*** Begin section ***

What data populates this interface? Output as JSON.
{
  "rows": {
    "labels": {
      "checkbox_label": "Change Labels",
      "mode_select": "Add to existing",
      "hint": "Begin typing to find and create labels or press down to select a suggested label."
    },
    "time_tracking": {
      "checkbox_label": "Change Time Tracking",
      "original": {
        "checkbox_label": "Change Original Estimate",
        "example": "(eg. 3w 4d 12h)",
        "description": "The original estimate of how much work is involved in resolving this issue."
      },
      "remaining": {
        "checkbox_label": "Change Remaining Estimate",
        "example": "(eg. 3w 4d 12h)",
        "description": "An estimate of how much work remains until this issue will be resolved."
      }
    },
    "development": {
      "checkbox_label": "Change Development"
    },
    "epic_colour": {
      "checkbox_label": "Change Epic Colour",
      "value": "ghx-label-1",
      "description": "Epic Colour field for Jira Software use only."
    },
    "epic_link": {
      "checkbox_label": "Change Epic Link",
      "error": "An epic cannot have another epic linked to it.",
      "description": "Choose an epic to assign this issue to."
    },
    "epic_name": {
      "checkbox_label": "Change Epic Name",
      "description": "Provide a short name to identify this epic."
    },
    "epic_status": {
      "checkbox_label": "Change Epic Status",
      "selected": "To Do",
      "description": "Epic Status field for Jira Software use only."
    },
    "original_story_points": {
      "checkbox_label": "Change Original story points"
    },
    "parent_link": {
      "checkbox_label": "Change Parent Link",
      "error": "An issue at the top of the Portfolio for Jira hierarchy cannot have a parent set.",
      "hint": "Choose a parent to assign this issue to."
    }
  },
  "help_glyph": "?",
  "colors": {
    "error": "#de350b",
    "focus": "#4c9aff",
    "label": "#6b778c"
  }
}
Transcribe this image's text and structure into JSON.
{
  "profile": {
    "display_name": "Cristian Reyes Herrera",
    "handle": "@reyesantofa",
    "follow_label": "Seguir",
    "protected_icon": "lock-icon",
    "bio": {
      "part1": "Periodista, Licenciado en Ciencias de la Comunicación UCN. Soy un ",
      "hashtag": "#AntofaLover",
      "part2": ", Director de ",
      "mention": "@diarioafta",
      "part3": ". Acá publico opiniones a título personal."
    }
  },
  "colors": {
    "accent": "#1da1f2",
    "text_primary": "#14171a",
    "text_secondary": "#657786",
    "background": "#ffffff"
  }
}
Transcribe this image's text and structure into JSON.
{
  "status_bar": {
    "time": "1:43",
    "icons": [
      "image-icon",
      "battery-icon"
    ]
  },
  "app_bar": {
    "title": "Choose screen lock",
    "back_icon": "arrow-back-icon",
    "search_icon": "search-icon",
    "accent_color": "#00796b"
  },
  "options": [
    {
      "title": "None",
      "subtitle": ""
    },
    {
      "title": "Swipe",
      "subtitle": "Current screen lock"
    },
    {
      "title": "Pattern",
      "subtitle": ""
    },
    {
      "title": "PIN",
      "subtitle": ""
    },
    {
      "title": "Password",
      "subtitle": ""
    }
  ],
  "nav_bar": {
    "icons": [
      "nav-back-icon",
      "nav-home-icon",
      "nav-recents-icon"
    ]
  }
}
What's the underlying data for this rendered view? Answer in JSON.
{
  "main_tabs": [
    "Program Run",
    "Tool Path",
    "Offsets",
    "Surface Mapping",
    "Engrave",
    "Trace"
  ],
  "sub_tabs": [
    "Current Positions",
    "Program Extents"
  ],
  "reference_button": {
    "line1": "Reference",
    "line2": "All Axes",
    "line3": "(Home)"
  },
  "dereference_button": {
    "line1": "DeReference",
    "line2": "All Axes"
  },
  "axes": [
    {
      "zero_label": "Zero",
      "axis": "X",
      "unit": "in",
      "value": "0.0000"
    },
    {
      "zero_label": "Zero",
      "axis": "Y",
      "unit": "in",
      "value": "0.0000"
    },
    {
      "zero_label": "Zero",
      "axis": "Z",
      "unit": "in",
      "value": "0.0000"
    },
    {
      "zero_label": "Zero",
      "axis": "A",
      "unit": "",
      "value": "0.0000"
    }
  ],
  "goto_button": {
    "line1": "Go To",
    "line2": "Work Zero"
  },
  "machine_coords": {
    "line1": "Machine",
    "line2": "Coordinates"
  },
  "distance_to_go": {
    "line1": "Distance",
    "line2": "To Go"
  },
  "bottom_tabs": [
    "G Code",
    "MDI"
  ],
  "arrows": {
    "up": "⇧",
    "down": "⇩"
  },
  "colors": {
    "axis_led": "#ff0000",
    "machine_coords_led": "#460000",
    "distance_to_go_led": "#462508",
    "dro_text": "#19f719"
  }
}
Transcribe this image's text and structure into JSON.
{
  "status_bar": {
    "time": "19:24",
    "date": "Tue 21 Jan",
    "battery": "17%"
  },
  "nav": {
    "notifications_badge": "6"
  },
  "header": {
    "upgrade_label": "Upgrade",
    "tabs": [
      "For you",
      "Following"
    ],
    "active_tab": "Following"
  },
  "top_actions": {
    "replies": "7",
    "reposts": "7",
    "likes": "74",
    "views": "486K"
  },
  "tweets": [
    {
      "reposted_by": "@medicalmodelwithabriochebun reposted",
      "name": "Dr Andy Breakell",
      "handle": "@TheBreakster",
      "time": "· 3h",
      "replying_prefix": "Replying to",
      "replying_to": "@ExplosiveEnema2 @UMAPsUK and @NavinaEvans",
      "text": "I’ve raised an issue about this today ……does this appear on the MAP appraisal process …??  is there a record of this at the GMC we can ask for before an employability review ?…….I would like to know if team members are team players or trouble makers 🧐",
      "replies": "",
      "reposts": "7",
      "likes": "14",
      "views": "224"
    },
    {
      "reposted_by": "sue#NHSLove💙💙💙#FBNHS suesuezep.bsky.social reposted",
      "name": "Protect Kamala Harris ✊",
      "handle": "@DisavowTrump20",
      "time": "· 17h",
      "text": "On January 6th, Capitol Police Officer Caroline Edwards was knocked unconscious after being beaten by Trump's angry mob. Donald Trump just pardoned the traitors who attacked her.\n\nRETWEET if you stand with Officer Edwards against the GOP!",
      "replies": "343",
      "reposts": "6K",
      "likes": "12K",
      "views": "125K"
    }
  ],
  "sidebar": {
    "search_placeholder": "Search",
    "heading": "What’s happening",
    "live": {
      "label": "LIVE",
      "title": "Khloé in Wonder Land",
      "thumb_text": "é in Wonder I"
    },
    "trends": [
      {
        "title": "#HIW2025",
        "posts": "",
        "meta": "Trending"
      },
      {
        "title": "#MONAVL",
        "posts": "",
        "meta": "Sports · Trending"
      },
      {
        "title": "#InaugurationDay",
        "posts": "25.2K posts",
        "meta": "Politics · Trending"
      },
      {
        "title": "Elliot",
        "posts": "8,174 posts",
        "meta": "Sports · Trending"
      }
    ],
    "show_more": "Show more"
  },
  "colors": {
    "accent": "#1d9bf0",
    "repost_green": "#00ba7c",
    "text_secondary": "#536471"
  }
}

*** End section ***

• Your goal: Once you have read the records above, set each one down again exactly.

• Reply to the task:
What data populates this interface? Output as JSON.
{
  "rows": {
    "labels": {
      "checkbox_label": "Change Labels",
      "mode_select": "Add to existing",
      "hint": "Begin typing to find and create labels or press down to select a suggested label."
    },
    "time_tracking": {
      "checkbox_label": "Change Time Tracking",
      "original": {
        "checkbox_label": "Change Original Estimate",
        "example": "(eg. 3w 4d 12h)",
        "description": "The original estimate of how much work is involved in resolving this issue."
      },
      "remaining": {
        "checkbox_label": "Change Remaining Estimate",
        "example": "(eg. 3w 4d 12h)",
        "description": "An estimate of how much work remains until this issue will be resolved."
      }
    },
    "development": {
      "checkbox_label": "Change Development"
    },
    "epic_colour": {
      "checkbox_label": "Change Epic Colour",
      "value": "ghx-label-1",
      "description": "Epic Colour field for Jira Software use only."
    },
    "epic_link": {
      "checkbox_label": "Change Epic Link",
      "error": "An epic cannot have another epic linked to it.",
      "description": "Choose an epic to assign this issue to."
    },
    "epic_name": {
      "checkbox_label": "Change Epic Name",
      "description": "Provide a short name to identify this epic."
    },
    "epic_status": {
      "checkbox_label": "Change Epic Status",
      "selected": "To Do",
      "description": "Epic Status field for Jira Software use only."
    },
    "original_story_points": {
      "checkbox_label": "Change Original story points"
    },
    "parent_link": {
      "checkbox_label": "Change Parent Link",
      "error": "An issue at the top of the Portfolio for Jira hierarchy cannot have a parent set.",
      "hint": "Choose a parent to assign this issue to."
    }
  },
  "help_glyph": "?",
  "colors": {
    "error": "#de350b",
    "focus": "#4c9aff",
    "label": "#6b778c"
  }
}
Transcribe this image's text and structure into JSON.
{
  "profile": {
    "display_name": "Cristian Reyes Herrera",
    "handle": "@reyesantofa",
    "follow_label": "Seguir",
    "protected_icon": "lock-icon",
    "bio": {
      "part1": "Periodista, Licenciado en Ciencias de la Comunicación UCN. Soy un ",
      "hashtag": "#AntofaLover",
      "part2": ", Director de ",
      "mention": "@diarioafta",
      "part3": ". Acá publico opiniones a título personal."
    }
  },
  "colors": {
    "accent": "#1da1f2",
    "text_primary": "#14171a",
    "text_secondary": "#657786",
    "background": "#ffffff"
  }
}
Transcribe this image's text and structure into JSON.
{
  "status_bar": {
    "time": "1:43",
    "icons": [
      "image-icon",
      "battery-icon"
    ]
  },
  "app_bar": {
    "title": "Choose screen lock",
    "back_icon": "arrow-back-icon",
    "search_icon": "search-icon",
    "accent_color": "#00796b"
  },
  "options": [
    {
      "title": "None",
      "subtitle": ""
    },
    {
      "title": "Swipe",
      "subtitle": "Current screen lock"
    },
    {
      "title": "Pattern",
      "subtitle": ""
    },
    {
      "title": "PIN",
      "subtitle": ""
    },
    {
      "title": "Password",
      "subtitle": ""
    }
  ],
  "nav_bar": {
    "icons": [
      "nav-back-icon",
      "nav-home-icon",
      "nav-recents-icon"
    ]
  }
}
What's the underlying data for this rendered view? Answer in JSON.
{
  "main_tabs": [
    "Program Run",
    "Tool Path",
    "Offsets",
    "Surface Mapping",
    "Engrave",
    "Trace"
  ],
  "sub_tabs": [
    "Current Positions",
    "Program Extents"
  ],
  "reference_button": {
    "line1": "Reference",
    "line2": "All Axes",
    "line3": "(Home)"
  },
  "dereference_button": {
    "line1": "DeReference",
    "line2": "All Axes"
  },
  "axes": [
    {
      "zero_label": "Zero",
      "axis": "X",
      "unit": "in",
      "value": "0.0000"
    },
    {
      "zero_label": "Zero",
      "axis": "Y",
      "unit": "in",
      "value": "0.0000"
    },
    {
      "zero_label": "Zero",
      "axis": "Z",
      "unit": "in",
      "value": "0.0000"
    },
    {
      "zero_label": "Zero",
      "axis": "A",
      "unit": "",
      "value": "0.0000"
    }
  ],
  "goto_button": {
    "line1": "Go To",
    "line2": "Work Zero"
  },
  "machine_coords": {
    "line1": "Machine",
    "line2": "Coordinates"
  },
  "distance_to_go": {
    "line1": "Distance",
    "line2": "To Go"
  },
  "bottom_tabs": [
    "G Code",
    "MDI"
  ],
  "arrows": {
    "up": "⇧",
    "down": "⇩"
  },
  "colors": {
    "axis_led": "#ff0000",
    "machine_coords_led": "#460000",
    "distance_to_go_led": "#462508",
    "dro_text": "#19f719"
  }
}
Transcribe this image's text and structure into JSON.
{
  "status_bar": {
    "time": "19:24",
    "date": "Tue 21 Jan",
    "battery": "17%"
  },
  "nav": {
    "notifications_badge": "6"
  },
  "header": {
    "upgrade_label": "Upgrade",
    "tabs": [
      "For you",
      "Following"
    ],
    "active_tab": "Following"
  },
  "top_actions": {
    "replies": "7",
    "reposts": "7",
    "likes": "74",
    "views": "486K"
  },
  "tweets": [
    {
      "reposted_by": "@medicalmodelwithabriochebun reposted",
      "name": "Dr Andy Breakell",
      "handle": "@TheBreakster",
      "time": "· 3h",
      "replying_prefix": "Replying to",
      "replying_to": "@ExplosiveEnema2 @UMAPsUK and @NavinaEvans",
      "text": "I’ve raised an issue about this today ……does this appear on the MAP appraisal process …??  is there a record of this at the GMC we can ask for before an employability review ?…….I would like to know if team members are team players or trouble makers 🧐",
      "replies": "",
      "reposts": "7",
      "likes": "14",
      "views": "224"
    },
    {
      "reposted_by": "sue#NHSLove💙💙💙#FBNHS suesuezep.bsky.social reposted",
      "name": "Protect Kamala Harris ✊",
      "handle": "@DisavowTrump20",
      "time": "· 17h",
      "text": "On January 6th, Capitol Police Officer Caroline Edwards was knocked unconscious after being beaten by Trump's angry mob. Donald Trump just pardoned the traitors who attacked her.\n\nRETWEET if you stand with Officer Edwards against the GOP!",
      "replies": "343",
      "reposts": "6K",
      "likes": "12K",
      "views": "125K"
    }
  ],
  "sidebar": {
    "search_placeholder": "Search",
    "heading": "What’s happening",
    "live": {
      "label": "LIVE",
      "title": "Khloé in Wonder Land",
      "thumb_text": "é in Wonder I"
    },
    "trends": [
      {
        "title": "#HIW2025",
        "posts": "",
        "meta": "Trending"
      },
      {
        "title": "#MONAVL",
        "posts": "",
        "meta": "Sports · Trending"
      },
      {
        "title": "#InaugurationDay",
        "posts": "25.2K posts",
        "meta": "Politics · Trending"
      },
      {
        "title": "Elliot",
        "posts": "8,174 posts",
        "meta": "Sports · Trending"
      }
    ],
    "show_more": "Show more"
  },
  "colors": {
    "accent": "#1d9bf0",
    "repost_green": "#00ba7c",
    "text_secondary": "#536471"
  }
}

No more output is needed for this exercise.